I actually believe the same thing goes for men.

Instead I believe that we can use our senses of humor and more accurately develop our sense of irony and sense of the absurd and point out the ridiculousness of certain kinds of ads (beer = breasts) without exercising censorship.

Of course, that could just be my girlish way of looking at things.

6. Would you say that these commercials and print advertisements are influencing boys' and their treatment towards girls? Do these commercials affect the dating world and expectations in a relationship?

--- If they do for more than twenty minutes, then you are in the wrong relationship.

Let me clarify.

I do believe that prevailing images within a culture affect how the members of that culture define, perceive, and judge others. They are not insignificant and they are not trivial.

But neither are they the most important markers or signs.

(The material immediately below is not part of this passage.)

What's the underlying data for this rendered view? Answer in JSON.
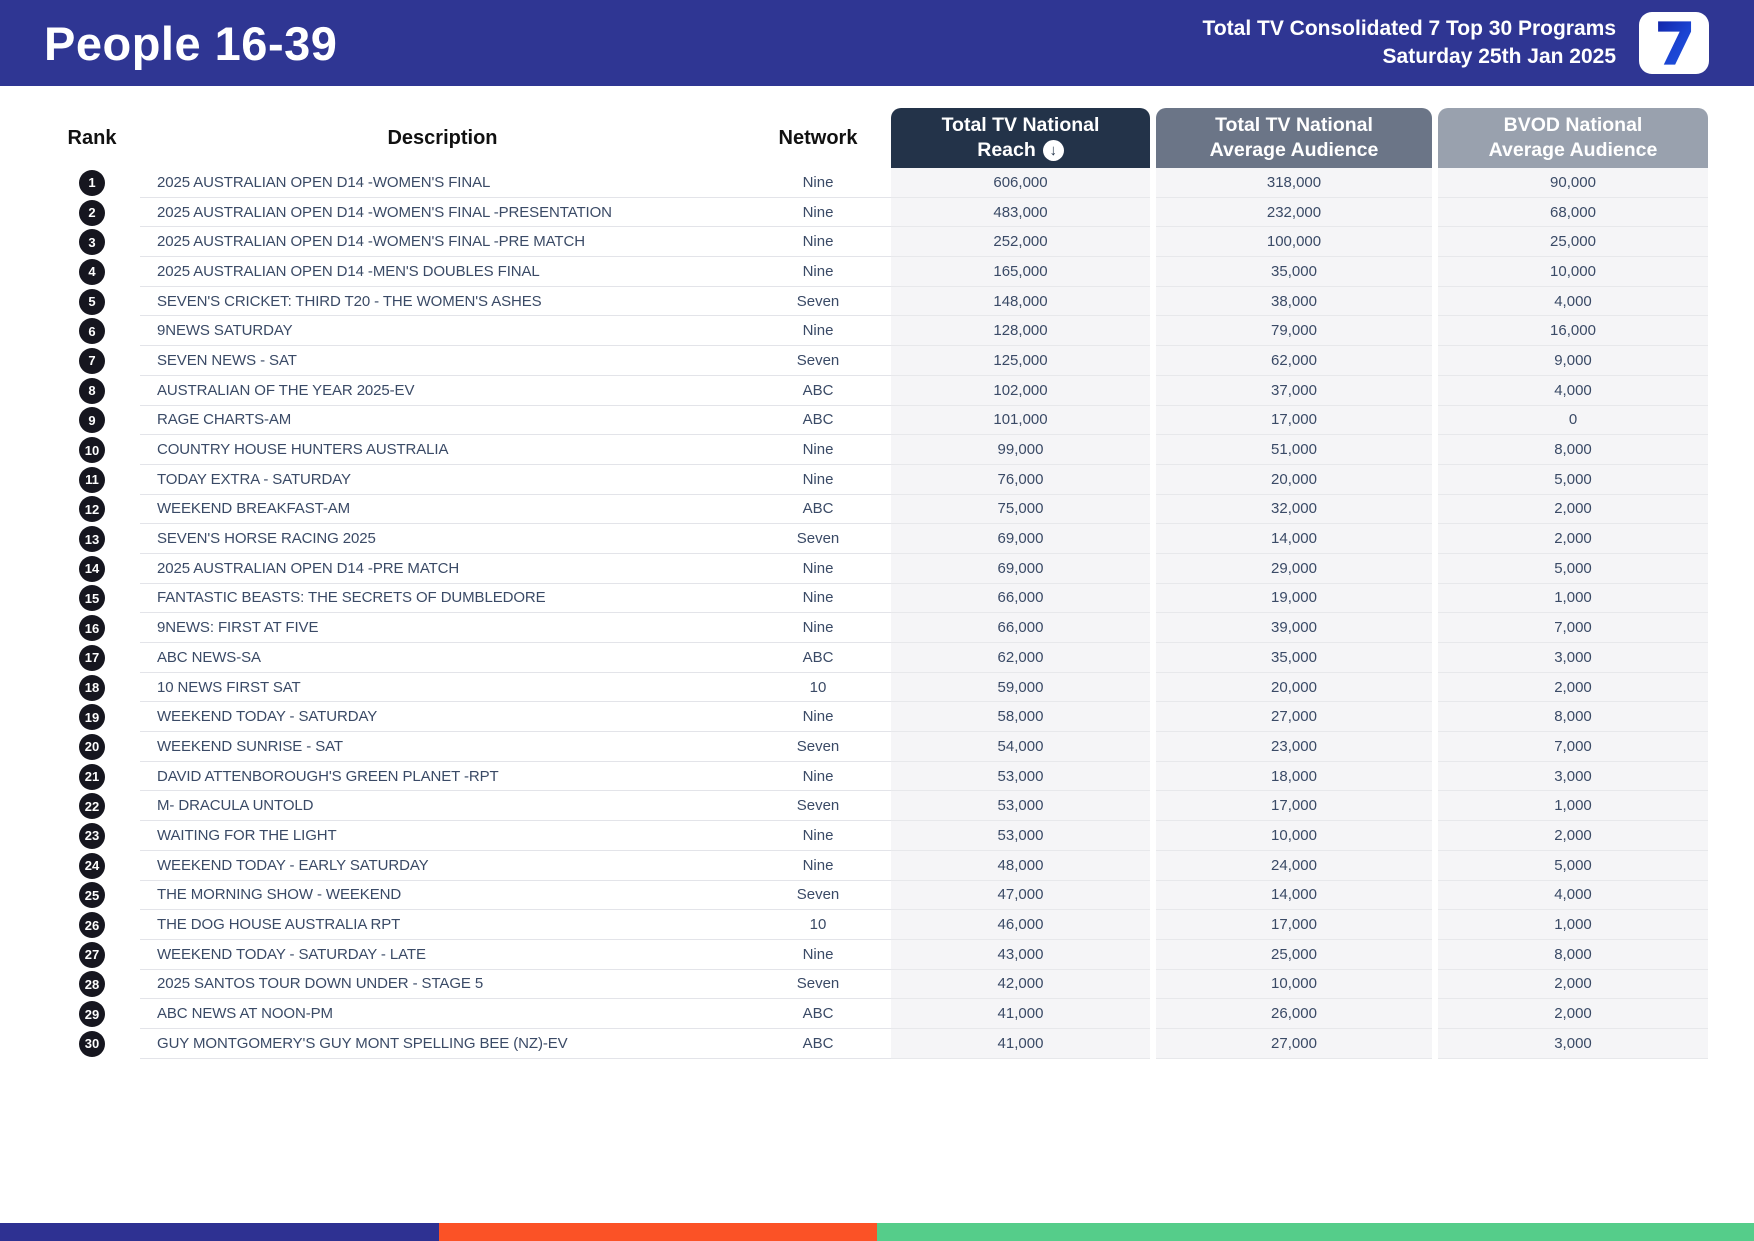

We have the power to absorb, perpetuate, and encourage these images, but we also have the power to undermine, ridicule, and ultimately disenfranchise them. It is not something that people are doing to us; that victim mentality is another stereotype I refuse to perpetuate. I believe that we construct and collude with the forces of power in our world. And as we continue to develop guts, stamina, and wisdom, we'll figure out how to use that power more effectively for better causes, better reasons, and for a better understanding of our world. (Except for the guys with the funny ears; let them drink St. Pauli Girl.)